Source material: Begin

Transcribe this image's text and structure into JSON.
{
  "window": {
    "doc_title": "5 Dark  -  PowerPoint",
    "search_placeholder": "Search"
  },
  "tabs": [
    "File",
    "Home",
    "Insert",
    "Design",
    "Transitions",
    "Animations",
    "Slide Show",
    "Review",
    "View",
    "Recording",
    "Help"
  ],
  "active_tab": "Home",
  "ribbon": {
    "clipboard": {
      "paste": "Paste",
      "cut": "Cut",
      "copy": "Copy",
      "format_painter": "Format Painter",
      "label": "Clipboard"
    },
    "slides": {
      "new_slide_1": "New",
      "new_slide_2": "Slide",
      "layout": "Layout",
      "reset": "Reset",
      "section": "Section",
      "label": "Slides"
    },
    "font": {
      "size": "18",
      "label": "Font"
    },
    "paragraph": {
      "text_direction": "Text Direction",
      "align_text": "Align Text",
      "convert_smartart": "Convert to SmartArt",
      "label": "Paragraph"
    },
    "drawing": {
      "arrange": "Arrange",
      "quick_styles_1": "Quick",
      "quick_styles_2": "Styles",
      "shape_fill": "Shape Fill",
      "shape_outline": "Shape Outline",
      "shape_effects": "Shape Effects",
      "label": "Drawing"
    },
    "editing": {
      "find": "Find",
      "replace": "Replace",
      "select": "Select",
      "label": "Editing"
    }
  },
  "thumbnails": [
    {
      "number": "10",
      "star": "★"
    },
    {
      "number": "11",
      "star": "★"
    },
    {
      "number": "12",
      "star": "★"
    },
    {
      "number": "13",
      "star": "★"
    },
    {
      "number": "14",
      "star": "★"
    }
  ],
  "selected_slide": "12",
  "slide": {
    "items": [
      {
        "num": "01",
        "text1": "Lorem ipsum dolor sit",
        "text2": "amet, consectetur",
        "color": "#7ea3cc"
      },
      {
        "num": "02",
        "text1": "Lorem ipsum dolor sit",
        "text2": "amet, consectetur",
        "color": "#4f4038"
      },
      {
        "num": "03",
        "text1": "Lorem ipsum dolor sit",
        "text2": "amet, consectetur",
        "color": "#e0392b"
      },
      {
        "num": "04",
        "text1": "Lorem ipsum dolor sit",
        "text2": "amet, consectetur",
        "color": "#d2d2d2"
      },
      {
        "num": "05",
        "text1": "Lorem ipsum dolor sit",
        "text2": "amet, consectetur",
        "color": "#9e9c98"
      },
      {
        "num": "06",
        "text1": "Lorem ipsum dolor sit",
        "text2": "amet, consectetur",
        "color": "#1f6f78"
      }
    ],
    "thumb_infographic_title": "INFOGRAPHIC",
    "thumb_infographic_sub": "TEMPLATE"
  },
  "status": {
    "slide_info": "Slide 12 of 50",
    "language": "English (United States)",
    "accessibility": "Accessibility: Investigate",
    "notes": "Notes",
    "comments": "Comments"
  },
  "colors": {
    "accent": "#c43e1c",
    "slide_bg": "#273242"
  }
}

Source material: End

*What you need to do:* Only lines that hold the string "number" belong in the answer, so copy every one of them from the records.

*Solved exercise:*
      "number": "10",
      "number": "11",
      "number": "12",
      "number": "13",
      "number": "14",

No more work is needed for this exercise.